Today the government has published its National Anti-Corruption Strategy. There will be much to digest – the implications for Money Laundering enforcement; the creation of a public register for foreign owners of UK property; the absence of concrete proposals relating to British Overseas Territories and Crown Dependencies. But one thing that is immediately clear, if not exactly shouted from the rooftops, is that the UK Serious Fraud Office is here to stay.

Debate about the SFO’s future has rumbled on for years. In many ways it has become part of business as usual for the defence community, but the lack of certainty has been unhelpful on both sides - for those trying to enforce the law and those trying to comply with it. The response to that existential threat from most quarters has been consistent, with many pointing to the improved performance of the SFO under David Green CB QC, as well as its positive international reputation, as reasons to keep the SFO as an independent agency.

With her announcement today Amber Rudd, the Home Secretary has brought welcome clarity to the position.
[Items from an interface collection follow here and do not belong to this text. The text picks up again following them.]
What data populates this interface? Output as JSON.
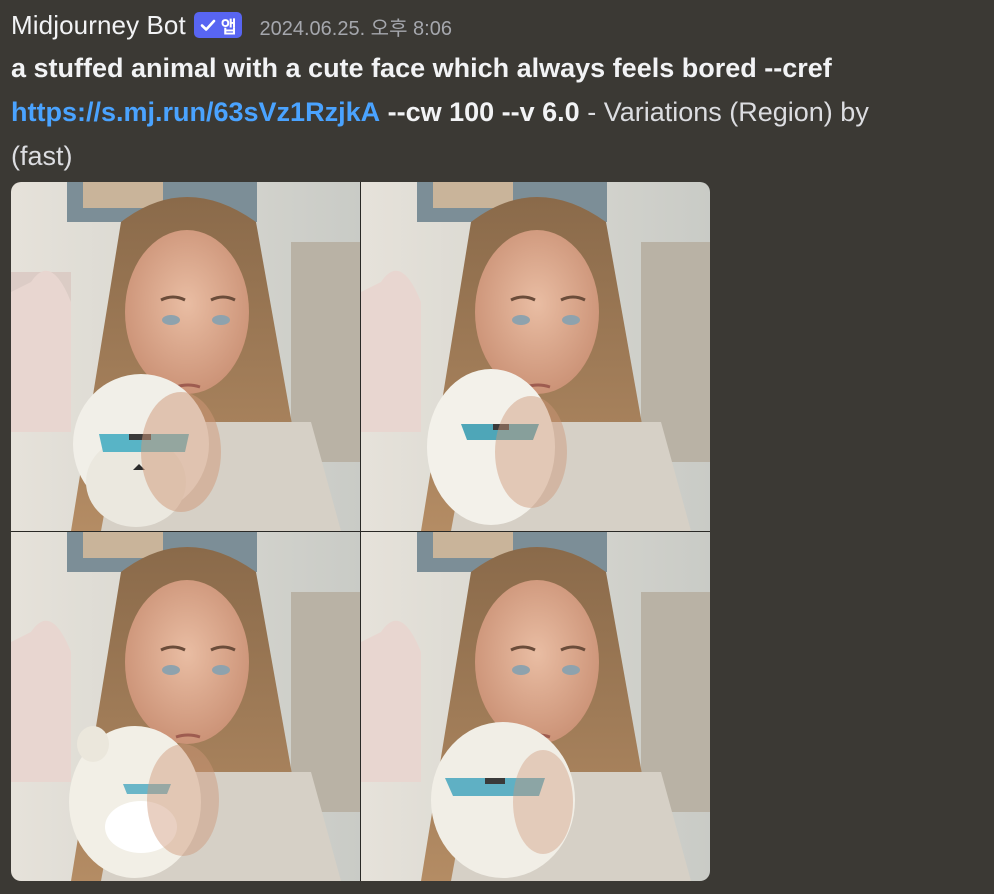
{
  "message": {
    "author": "Midjourney Bot",
    "badge": {
      "icon": "checkmark-icon",
      "label": "앱",
      "color": "#5865f2"
    },
    "timestamp": "2024.06.25. 오후 8:06",
    "prompt": "a stuffed animal with a cute face which always feels bored --cref",
    "link": "https://s.mj.run/63sVz1RzjkA",
    "params": "--cw 100 --v 6.0",
    "suffix": " - Variations (Region) by",
    "mode": "(fast)",
    "link_color": "#4aa3ff",
    "background_color": "#3b3934"
  },
  "images": [
    {
      "name": "variation-1",
      "plush": "cat-plush",
      "glasses_color": "#58b4c6"
    },
    {
      "name": "variation-2",
      "plush": "yeti-plush",
      "glasses_color": "#4ea6b8"
    },
    {
      "name": "variation-3",
      "plush": "seal-plush",
      "glasses_color": "#6ab6c8"
    },
    {
      "name": "variation-4",
      "plush": "fluffy-plush",
      "glasses_color": "#5fb0c4"
    }
  ]
}
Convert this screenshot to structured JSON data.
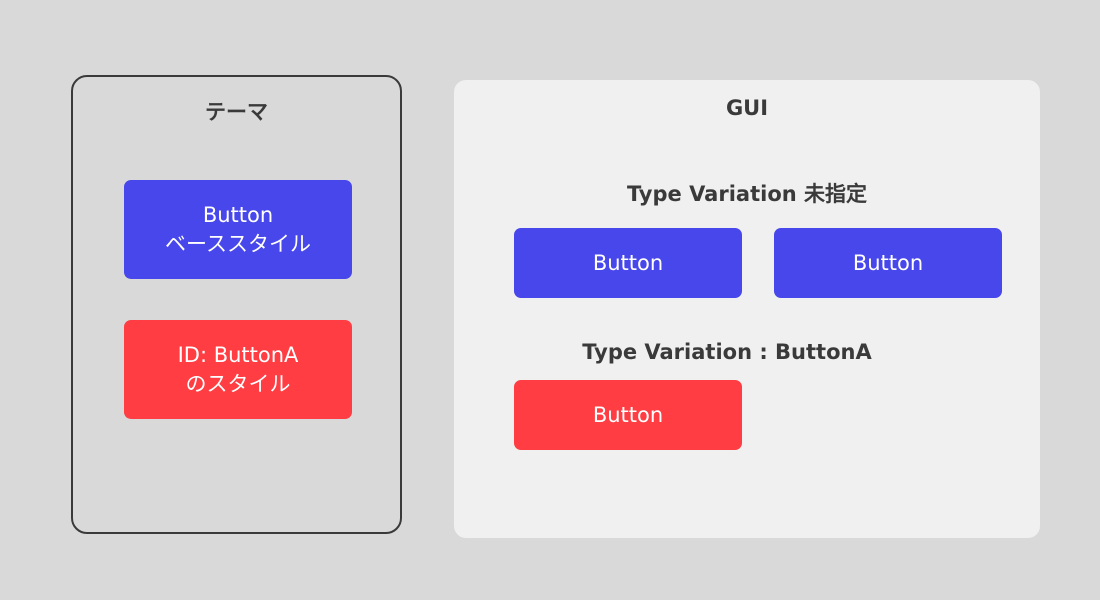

We can now expect:

  • The SFO to remain in its current form;
  • A National Economic Crime Centre to be based in the National Crime Agency – what appears to be a tasking and coordination function, as opposed to an operational one, to address both top tier economic crime and “everyday economic crime”; and
  • Greater ministerial focus on economic crime – the creation of the role of “Minister for Economic Crime”, and confirmation of the latest Anti-Corruption Champion, John Penrose MP.

Comment

This assists those trying to understand and comply with the UK economic crime enforcement regime. It also brings certainty to existing and would be staff at the SFO, meaning it is well placed to consolidate and build on the re-statement of its purpose that has been the hallmark of its recent history. Meanwhile, the detrimental effect of the announcement on the SFO appears to be minimal. A multi-agency threat analysis and coordination function hosted at the NCA seems uncontroversial, while the announcement of a power for the NCA to “directly task” the SFO is nothing new. It is a power that already exists, has never been used and is hard to reconcile with the statutory discretion of the Director of the SFO to open investigations that meet that office’s criteria.

Much will now depend on who the new Director is, as the tone is set for a new chapter in the SFO's story. The recruitment campaign to select that person, to take office in April 2018 and rumoured to be a term of 5 years, must surely follow imminently. Speculation over potential candidates ranges widely, but if there is a common theme among the business community it seems to be a hope for continuity in some form. The rules of the game under the current Director were re-cast, and are now understood. The SFO is here to stay, and remains big-business’ primary interlocutor on matters of economic criminal risk. At a time of significant broader uncertainty, the opportunity for a period of stability (in this space at least) exists. Positive news for all with an interest in understanding and navigating the UK economic crime landscape.